Hopefully BlogSpot ® will introduce some new templates and have a more friendly access when there is a problem.  In the meantime NAUTICAL LOG decided to change the Blog appearance with a new look for the Summer - and the Hurricane Season!!

Good Watch.

NLIN #5 - 2014

The following M-Notices are now available at If you have any problems contact 023 8032 9391

MIN 481 (M) Passenger Ships: United Kingdom Ratification of Athens Protocol, 2002

MIN 485 (F) Written examination dates 2014/2015: Deck Officers Fishing Vessels

MGN 503 (F) Procedure for carrying out a roll or heel test to assess stability for fishing vessel owners and skippers

MGN 507 (M+F) Oil Pollution: Liability and compulsory insurance for bunker oil

MGN 508 (M) Oil Pollution: Liability and compulsory insurance

Good Watch.

BTR #11.

We have now come to the final Rule under Steering and Sailing Rules and it is so very important Rule 19 has its own Section III.  It covers the Conduct of Vessels in Restricted Visibility which are conditions that no sensible seafarer likes being at sea in.   The recreational boater who has paid attention to the local weather forecasts most likely would not be out on the water that day.

Rule 19:  There are five (5) points that direct seafarers how to behave in restricted visibility when they may know that the other vessels are there but of course cannot see them. 
Point (d) covers the use of radar and has two (2) sub-parts which direct course changes based ONLY on data obtained by radar.
Point (e) directs the navigator if it is determined risk of collision to exist.

Rule 19:   The information and direction given is the same as the International with the five (5) points and point (d) having two (2) sub-parts covering use of radar data.

This completes our coverage of th…

BTR #10.

As the BTR Series continues with the Steering and Sailing Rules we come to Rule 18 which addresses the Responsibilities Between Vessels.  This Rule instructs a vessel underway normally how to react when it meets a vessel that is not underway normally.
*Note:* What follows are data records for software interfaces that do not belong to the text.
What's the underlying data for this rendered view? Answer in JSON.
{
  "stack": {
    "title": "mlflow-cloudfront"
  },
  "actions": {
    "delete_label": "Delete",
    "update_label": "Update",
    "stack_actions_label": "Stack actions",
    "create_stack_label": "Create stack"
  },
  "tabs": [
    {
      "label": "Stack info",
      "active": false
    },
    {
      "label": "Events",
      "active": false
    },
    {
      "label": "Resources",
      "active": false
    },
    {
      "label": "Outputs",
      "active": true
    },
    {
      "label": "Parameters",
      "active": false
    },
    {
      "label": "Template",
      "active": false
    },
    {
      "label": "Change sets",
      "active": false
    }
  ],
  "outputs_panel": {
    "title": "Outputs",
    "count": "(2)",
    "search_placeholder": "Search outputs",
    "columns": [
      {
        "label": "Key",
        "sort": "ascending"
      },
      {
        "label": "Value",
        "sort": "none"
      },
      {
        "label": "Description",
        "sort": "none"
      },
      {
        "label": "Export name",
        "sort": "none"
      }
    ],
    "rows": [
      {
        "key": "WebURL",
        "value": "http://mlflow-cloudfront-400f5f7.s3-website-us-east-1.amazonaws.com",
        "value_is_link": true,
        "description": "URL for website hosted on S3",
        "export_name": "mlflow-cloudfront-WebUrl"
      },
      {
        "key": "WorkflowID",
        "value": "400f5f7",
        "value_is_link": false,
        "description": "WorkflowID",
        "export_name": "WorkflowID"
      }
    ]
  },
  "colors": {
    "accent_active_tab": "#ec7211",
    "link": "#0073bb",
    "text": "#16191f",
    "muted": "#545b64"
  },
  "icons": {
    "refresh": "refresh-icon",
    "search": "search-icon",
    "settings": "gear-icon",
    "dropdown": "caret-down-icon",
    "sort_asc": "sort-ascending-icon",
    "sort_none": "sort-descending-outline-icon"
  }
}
Rule 18:  Except where Rules 9, 10, and 13 apply there are six (6) points which instruct the give-way vessel. 
Point (a) has four (4) sub-parts which describe the type of other vessel. 
Point (b) has three (3) sub-parts which deal with a sailing vessel (that is a vessel under sail only) meeting with certain other vessels. 
Point (c) has two (2) sub-parts and deals with fishing vessels meeting certain other vessels. 
Point (d) has two (2) sub-parts instructs any vessel meeting certain vessels showing special signals as per Rule 28 of the Lights andShapes section. 
Point (e) addresses meeting seaplanes on the water.  (If you think this is rare try navigating the Inside Passage and waters generally of British Columbia and Alask…